= Beginning of Section =
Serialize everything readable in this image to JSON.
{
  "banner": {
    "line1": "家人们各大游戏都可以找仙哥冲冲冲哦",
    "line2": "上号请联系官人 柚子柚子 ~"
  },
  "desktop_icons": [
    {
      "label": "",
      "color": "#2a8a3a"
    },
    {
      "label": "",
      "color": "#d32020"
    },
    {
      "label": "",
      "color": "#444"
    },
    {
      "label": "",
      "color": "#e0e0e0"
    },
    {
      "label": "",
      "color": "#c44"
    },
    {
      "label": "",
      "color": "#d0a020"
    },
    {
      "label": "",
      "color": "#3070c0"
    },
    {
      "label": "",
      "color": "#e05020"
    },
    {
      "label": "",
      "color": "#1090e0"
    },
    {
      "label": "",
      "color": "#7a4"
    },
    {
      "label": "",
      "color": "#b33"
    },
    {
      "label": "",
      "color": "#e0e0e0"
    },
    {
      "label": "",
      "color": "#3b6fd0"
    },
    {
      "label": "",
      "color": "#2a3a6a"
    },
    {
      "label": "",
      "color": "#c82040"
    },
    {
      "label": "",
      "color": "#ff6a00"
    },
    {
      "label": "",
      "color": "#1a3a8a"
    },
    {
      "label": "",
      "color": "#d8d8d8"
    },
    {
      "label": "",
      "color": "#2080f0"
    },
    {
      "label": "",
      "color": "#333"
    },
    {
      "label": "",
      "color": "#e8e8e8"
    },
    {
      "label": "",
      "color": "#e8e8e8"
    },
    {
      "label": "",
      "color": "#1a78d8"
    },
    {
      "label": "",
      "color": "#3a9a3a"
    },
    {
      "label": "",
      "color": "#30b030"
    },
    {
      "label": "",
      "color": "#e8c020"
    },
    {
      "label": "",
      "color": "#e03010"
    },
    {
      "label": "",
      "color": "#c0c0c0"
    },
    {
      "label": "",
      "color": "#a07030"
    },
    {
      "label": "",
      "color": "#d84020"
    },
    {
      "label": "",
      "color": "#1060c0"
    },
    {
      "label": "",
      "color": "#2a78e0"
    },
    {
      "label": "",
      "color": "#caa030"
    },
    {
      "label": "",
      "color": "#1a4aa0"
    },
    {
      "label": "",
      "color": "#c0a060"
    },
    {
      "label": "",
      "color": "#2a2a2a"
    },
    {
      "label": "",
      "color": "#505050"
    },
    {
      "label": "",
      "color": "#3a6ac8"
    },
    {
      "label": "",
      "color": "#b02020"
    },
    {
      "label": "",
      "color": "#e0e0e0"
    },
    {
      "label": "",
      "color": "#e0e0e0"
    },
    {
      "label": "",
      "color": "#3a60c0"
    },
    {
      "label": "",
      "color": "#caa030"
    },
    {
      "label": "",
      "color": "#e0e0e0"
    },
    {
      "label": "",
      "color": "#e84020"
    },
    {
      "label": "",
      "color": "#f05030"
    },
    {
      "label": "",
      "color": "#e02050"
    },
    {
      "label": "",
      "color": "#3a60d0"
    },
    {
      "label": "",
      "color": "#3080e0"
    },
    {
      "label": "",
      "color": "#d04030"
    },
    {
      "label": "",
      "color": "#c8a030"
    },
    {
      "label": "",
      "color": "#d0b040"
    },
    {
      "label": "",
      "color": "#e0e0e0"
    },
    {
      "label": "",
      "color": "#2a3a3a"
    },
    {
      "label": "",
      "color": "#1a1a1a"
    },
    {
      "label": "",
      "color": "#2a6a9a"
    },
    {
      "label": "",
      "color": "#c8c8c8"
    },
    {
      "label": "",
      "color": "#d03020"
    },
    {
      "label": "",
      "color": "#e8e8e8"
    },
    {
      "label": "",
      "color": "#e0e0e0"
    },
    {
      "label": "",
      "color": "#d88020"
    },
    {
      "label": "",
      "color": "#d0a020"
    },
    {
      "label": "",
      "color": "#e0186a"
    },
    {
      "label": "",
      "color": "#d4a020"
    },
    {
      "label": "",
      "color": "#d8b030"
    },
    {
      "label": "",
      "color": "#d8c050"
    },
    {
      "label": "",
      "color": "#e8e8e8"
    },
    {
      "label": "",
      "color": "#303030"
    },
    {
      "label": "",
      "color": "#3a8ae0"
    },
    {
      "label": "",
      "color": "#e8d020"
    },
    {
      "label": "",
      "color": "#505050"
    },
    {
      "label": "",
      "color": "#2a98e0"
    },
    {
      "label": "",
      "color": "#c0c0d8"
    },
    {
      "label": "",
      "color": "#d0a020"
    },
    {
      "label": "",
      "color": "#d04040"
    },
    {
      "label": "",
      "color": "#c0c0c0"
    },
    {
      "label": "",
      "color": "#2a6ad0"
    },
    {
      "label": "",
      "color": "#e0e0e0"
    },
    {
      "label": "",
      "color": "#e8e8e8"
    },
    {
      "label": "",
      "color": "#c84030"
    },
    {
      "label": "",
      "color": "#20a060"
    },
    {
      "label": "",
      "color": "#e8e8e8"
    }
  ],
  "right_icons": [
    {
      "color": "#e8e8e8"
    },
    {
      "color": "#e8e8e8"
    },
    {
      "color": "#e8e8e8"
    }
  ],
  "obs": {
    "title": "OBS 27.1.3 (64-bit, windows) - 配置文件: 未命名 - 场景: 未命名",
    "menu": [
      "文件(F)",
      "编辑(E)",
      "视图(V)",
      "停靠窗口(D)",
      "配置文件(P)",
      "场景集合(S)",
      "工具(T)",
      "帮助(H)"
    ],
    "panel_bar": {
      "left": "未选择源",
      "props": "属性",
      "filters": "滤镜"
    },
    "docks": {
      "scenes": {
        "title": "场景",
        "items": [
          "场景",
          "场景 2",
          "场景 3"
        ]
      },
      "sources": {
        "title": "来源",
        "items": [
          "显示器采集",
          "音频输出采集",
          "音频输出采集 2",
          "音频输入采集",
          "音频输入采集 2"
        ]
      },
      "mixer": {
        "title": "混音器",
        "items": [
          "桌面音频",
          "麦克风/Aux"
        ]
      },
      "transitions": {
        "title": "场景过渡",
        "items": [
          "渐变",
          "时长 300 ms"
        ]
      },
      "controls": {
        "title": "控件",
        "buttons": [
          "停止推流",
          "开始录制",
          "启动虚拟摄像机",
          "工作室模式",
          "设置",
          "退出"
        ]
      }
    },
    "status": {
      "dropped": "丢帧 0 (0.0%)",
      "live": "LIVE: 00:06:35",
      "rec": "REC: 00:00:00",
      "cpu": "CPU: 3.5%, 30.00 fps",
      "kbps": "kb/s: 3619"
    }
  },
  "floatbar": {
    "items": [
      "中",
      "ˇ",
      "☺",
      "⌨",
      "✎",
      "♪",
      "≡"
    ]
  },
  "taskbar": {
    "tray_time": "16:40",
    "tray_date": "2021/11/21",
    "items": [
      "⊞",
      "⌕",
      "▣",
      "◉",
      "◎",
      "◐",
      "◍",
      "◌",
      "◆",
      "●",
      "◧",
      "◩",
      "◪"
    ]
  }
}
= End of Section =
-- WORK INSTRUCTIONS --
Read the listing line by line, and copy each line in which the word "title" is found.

-- RESULT --
    "title": "OBS 27.1.3 (64-bit, windows) - 配置文件: 未命名 - 场景: 未命名",
        "title": "场景",
        "title": "来源",
        "title": "混音器",
        "title": "场景过渡",
        "title": "控件",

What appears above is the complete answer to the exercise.